Fresh, more intimate 'First Date' to debut in Pittsburgh
When Aaron and Casey meet for their blind date, they are not alone.
They have each brought along all those hopes, disappointments and expectations gathered from previous relationships, as well as the well-meant cautionary advice of their relatives, concerned co-workers and therapists.
That's the premise behind the small musical “First Date,” which the CLO Cabaret is staging Feb. 4 to April 24 at the Cabaret at Theater Square, Downtown.
Broken-hearted exes, Grandma Ida and even their potential future son chime in as this supposedly casual, “it's just drinks” encounter turns into a high-stakes dinner.
“The two are on a date. But the others are the voices of their exes, relatives and best friends that they hear in their heads,” says composer and lyricist Michael Weiner who wrote the score with Alan Zachary. “I thought it would be fun theatrically.”
The idea for the musical began as a conversation between Zachary, Weiner and Austin Winsberg, who wrote the musical's script.
“This show emerged because we three were reminiscing about our own bad dates and started thinking, ‘Why not write something about this,' ” Weiner says.
The show debuted in 2012 with a sold-out run at Seattle's 5th Avenue/ACT Theatres. A year later, it opened at the Longacre Theatre on Broadway where it ran for 174 performances.
Since then, it has had productions in Japan, Mexico and Italy, some of which Weiner attended. “It was very illuminating to see how different cultures respond to different jokes,” he says.
While those shows were successful, Zachary, Weiner and Winsberg saw ways the show could be revised and improved.
“Broadway gave us a sense of what worked and what didn't,” Weiner says. “What's exciting about Pittsburgh is that we are doing a brand-new version.”
Two actors were eliminated and their roles reassigned.

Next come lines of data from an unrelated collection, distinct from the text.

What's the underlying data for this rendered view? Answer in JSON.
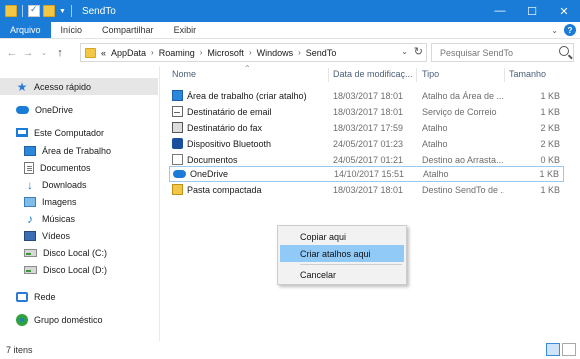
{
  "window": {
    "title": "SendTo"
  },
  "ribbon": {
    "tabs": [
      "Arquivo",
      "Início",
      "Compartilhar",
      "Exibir"
    ]
  },
  "address": {
    "overflow": "«",
    "crumbs": [
      "AppData",
      "Roaming",
      "Microsoft",
      "Windows",
      "SendTo"
    ]
  },
  "search": {
    "placeholder": "Pesquisar SendTo"
  },
  "sidebar": {
    "items": [
      {
        "label": "Acesso rápido",
        "icon": "star-icon"
      },
      {
        "label": "OneDrive",
        "icon": "cloud-icon"
      },
      {
        "label": "Este Computador",
        "icon": "computer-icon"
      },
      {
        "label": "Área de Trabalho",
        "icon": "desktop-icon"
      },
      {
        "label": "Documentos",
        "icon": "documents-icon"
      },
      {
        "label": "Downloads",
        "icon": "download-icon"
      },
      {
        "label": "Imagens",
        "icon": "pictures-icon"
      },
      {
        "label": "Músicas",
        "icon": "music-icon"
      },
      {
        "label": "Vídeos",
        "icon": "videos-icon"
      },
      {
        "label": "Disco Local (C:)",
        "icon": "drive-icon"
      },
      {
        "label": "Disco Local (D:)",
        "icon": "drive-icon"
      },
      {
        "label": "Rede",
        "icon": "network-icon"
      },
      {
        "label": "Grupo doméstico",
        "icon": "homegroup-icon"
      }
    ]
  },
  "columns": {
    "name": "Nome",
    "date": "Data de modificaç...",
    "type": "Tipo",
    "size": "Tamanho"
  },
  "files": [
    {
      "name": "Área de trabalho (criar atalho)",
      "date": "18/03/2017 18:01",
      "type": "Atalho da Área de ...",
      "size": "1 KB",
      "icon": "desktop-shortcut-icon"
    },
    {
      "name": "Destinatário de email",
      "date": "18/03/2017 18:01",
      "type": "Serviço de Correio",
      "size": "1 KB",
      "icon": "mail-icon"
    },
    {
      "name": "Destinatário do fax",
      "date": "18/03/2017 17:59",
      "type": "Atalho",
      "size": "2 KB",
      "icon": "fax-icon"
    },
    {
      "name": "Dispositivo Bluetooth",
      "date": "24/05/2017 01:23",
      "type": "Atalho",
      "size": "2 KB",
      "icon": "bluetooth-icon"
    },
    {
      "name": "Documentos",
      "date": "24/05/2017 01:21",
      "type": "Destino ao Arrasta...",
      "size": "0 KB",
      "icon": "documents-icon"
    },
    {
      "name": "OneDrive",
      "date": "14/10/2017 15:51",
      "type": "Atalho",
      "size": "1 KB",
      "icon": "cloud-icon"
    },
    {
      "name": "Pasta compactada",
      "date": "18/03/2017 18:01",
      "type": "Destino SendTo de ...",
      "size": "1 KB",
      "icon": "zip-folder-icon"
    }
  ],
  "context_menu": {
    "items": [
      "Copiar aqui",
      "Criar atalhos aqui",
      "Cancelar"
    ],
    "highlighted": "Criar atalhos aqui"
  },
  "status": {
    "count": "7 itens"
  },
  "colors": {
    "accent": "#1a7cd6",
    "selection": "#91c9f7"
  }
}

Now, three actors — David Toole, Maggie Carr and Connor McCanlus — play 11 of the musical's characters while Luke Halferty and Caroline Nicolian play the potential couple Aaron and Casey.
Two new songs will make their debut in Pittsburgh.
“Two brand-new songs out of (a score of) 13 is a lot,” Weiner says.
Instead of the proscenium staging of earlier productions, the CLO Cabaret version is experimenting with a thrust-stage arrangement that places the audience at tables that surround Aaron and Casey's table on three sides.
“In Pittsburgh, in this space, it seems ideal. We loved the idea of doing it in an immersive environment — in a cafe or bar surrounding the actors,” Zachary says.
“The actors will be at tables amongst the audience. The idea is you are in the restaurant where (Aaron and Casey) are on a date. It's similar to that experience we have all been in: You're in a restaurant and can't help but overhear what's going on (at another table).”
When Zachary, Weiner and Winsberg created “First Date,” they thought their audience would be people who, like them, were in their 30s.
“We thought, ‘Those people will get it,' ” Zachary says. “But we discovered everyone from those who are 18 to those in their 80s got it. Everyone is dating.”
Alice Carter is a Tribune-Review contributing writer.